EXERCISE INSTRUCTIONS: Copy out every line of the listing in which "icon" appears.

================

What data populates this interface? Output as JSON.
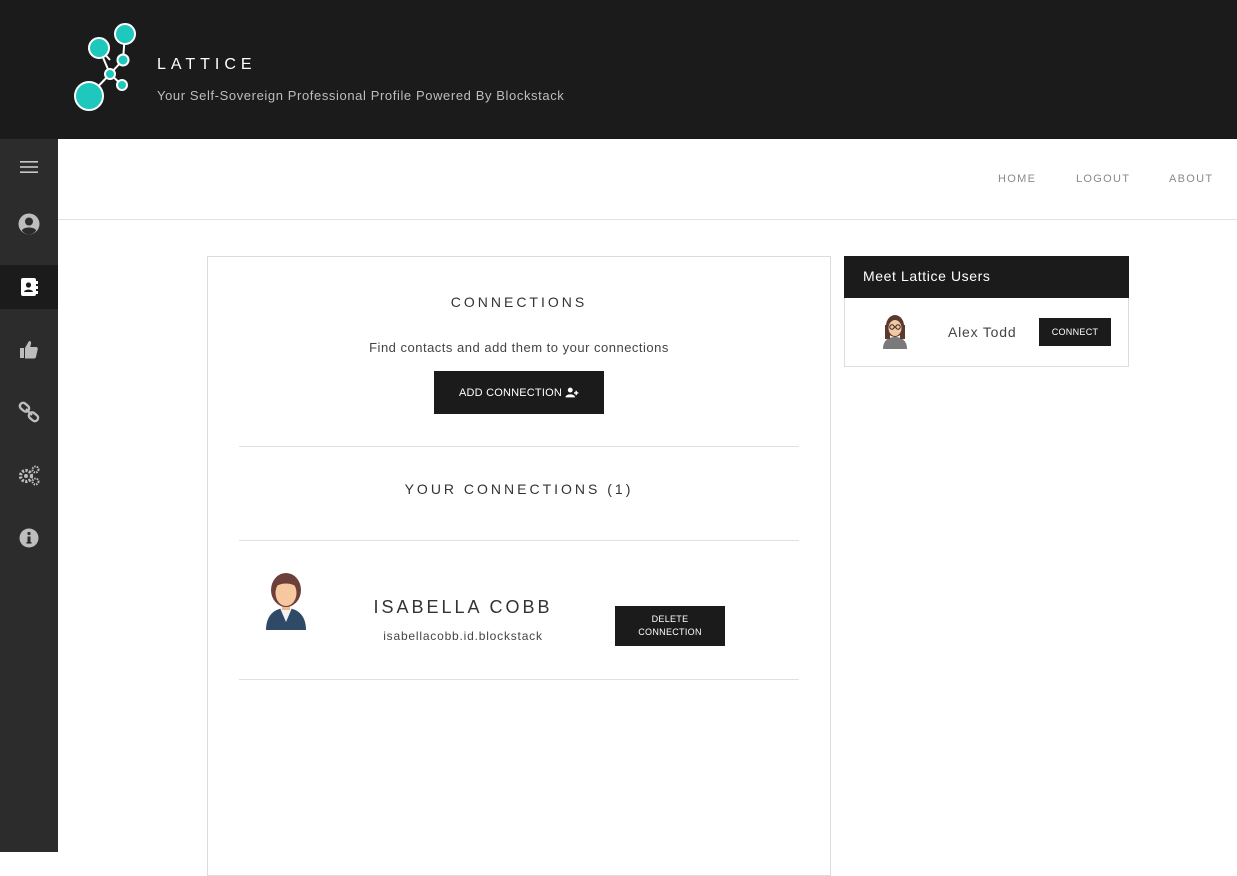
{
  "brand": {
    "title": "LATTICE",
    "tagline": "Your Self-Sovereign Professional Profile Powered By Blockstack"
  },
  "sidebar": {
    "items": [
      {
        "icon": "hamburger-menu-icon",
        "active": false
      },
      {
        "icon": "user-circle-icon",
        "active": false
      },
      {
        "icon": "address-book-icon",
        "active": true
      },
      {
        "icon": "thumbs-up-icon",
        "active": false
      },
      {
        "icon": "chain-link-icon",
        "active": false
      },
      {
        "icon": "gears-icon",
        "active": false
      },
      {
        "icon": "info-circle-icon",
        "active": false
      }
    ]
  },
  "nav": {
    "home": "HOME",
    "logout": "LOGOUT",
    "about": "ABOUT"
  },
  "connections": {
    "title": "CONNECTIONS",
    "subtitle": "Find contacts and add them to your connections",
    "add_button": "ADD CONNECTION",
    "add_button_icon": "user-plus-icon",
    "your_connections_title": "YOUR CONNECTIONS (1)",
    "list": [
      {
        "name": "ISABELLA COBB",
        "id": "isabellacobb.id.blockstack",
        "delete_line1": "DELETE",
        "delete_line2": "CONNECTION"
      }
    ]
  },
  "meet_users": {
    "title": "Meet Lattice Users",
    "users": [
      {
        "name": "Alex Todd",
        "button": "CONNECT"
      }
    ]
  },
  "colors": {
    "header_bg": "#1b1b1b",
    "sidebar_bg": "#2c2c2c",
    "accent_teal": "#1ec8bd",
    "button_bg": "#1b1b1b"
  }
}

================

ANSWER BOX:
        "icon": "hamburger-menu-icon",
        "icon": "user-circle-icon",
        "icon": "address-book-icon",
        "icon": "thumbs-up-icon",
        "icon": "chain-link-icon",
        "icon": "gears-icon",
        "icon": "info-circle-icon",
    "add_button_icon": "user-plus-icon",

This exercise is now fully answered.